Because even I, who am able to dispense completely unqualified advice on many topics, cannot answer this one. I’ve never actually done both things at once. I am able to relax on occasion, even with the children present, but to say that I am enjoying them in those moments might be going a little too far.

Why, you ask? Well, if I could ignore the multitude of dangers that lurk around every corner, pretend I’m not putting off a huge list of inevitable tasks to spend time with them, and navigate their constant squabbles I guess I might be able to relax.

I’ve never professed to be a fun mom. I make no apologies. Fun is not my natural state. For me, life is not a garden of earthly delights. It’s more like an overgrown plot of intriguing weeds. (And for my children I’ll add, “Sorry, grow where you are planted.”)

So I think I’ve met my match here. This question requires a professional relaxation consultant.

Read the series:

Anxiety dreams involving my kids 

How do I talk to my surly teen? 

I have only one child but laundry and housework never end

Life is not a competition

 

A disclaimer: While it perhaps shouldn’t need saying, let me remind you that I have no credentials, training or certifications of any kind that would qualify me to mete out advice to anyone.
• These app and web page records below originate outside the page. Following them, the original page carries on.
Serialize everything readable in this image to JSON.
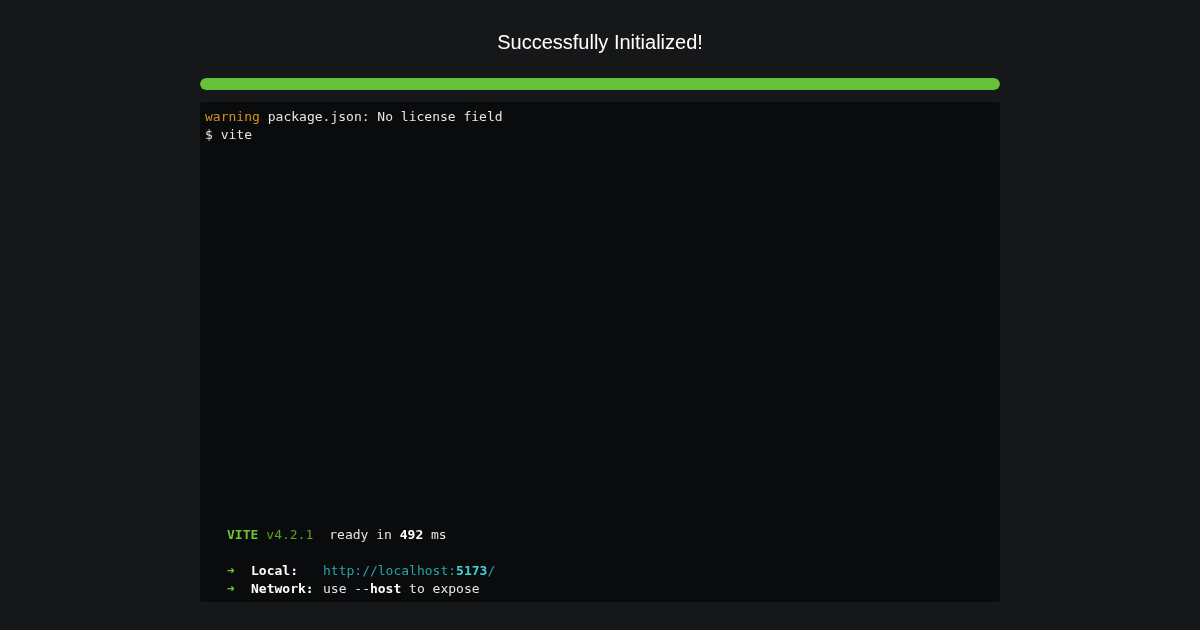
{
  "title": "Successfully Initialized!",
  "progress": {
    "level": 1
  },
  "terminal": {
    "warning": {
      "label": "warning",
      "message": "package.json: No license field"
    },
    "command": "$ vite",
    "server": {
      "name": "VITE",
      "version": "v4.2.1",
      "status": "ready in **492** ms"
    },
    "urls": [
      {
        "arrow": "➜",
        "label": "Local:",
        "value": "http://localhost:**5173**/"
      },
      {
        "arrow": "➜",
        "label": "Network:",
        "value": "use --**host** to expose"
      }
    ]
  }
}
This is a humor blog. If you don’t find it funny, well, that’s another issue.

One last Fitness 5 on Friday

Fitness 5Better late than never, right? It’s time for one last Fitness 5 on Friday, a link-up courtesy of JVKom Chronicles. This week, Jen asked us:

1. Have you ever taken a fitness class? Not a general fitness class, although I’ve taken yoga and dance classes.

2. Why do you workout? I’m a health nut, and exercise is an important part of a health regime. It helps me sleep, maintain strength and flexibility, and relieve stress.

3. What is your biggest motivator? I just plain feel better after I exercise. I try to stick to activities I really enjoy – if it’s something I don’t like, I’ll avoid it.

4. Where do you draw your inspiration from? The teachers at my yoga studio are incredible people. In addition to holding regular classes, they teach individuals with disabilities, returning vets with post traumatic stress disorder, and others with special needs. They are upbeat, positive, and generous with themselves.

5. Do you have routine physicals? (it’s very important to check your health). Yes, but I’m not as good about it as I could be. Definitely an area I need to work on.

Thanks again, Jen, for another fun month of link-ups. Visit her site, JVKom Chronicles, to join the Friday 5 linkup and read other posts.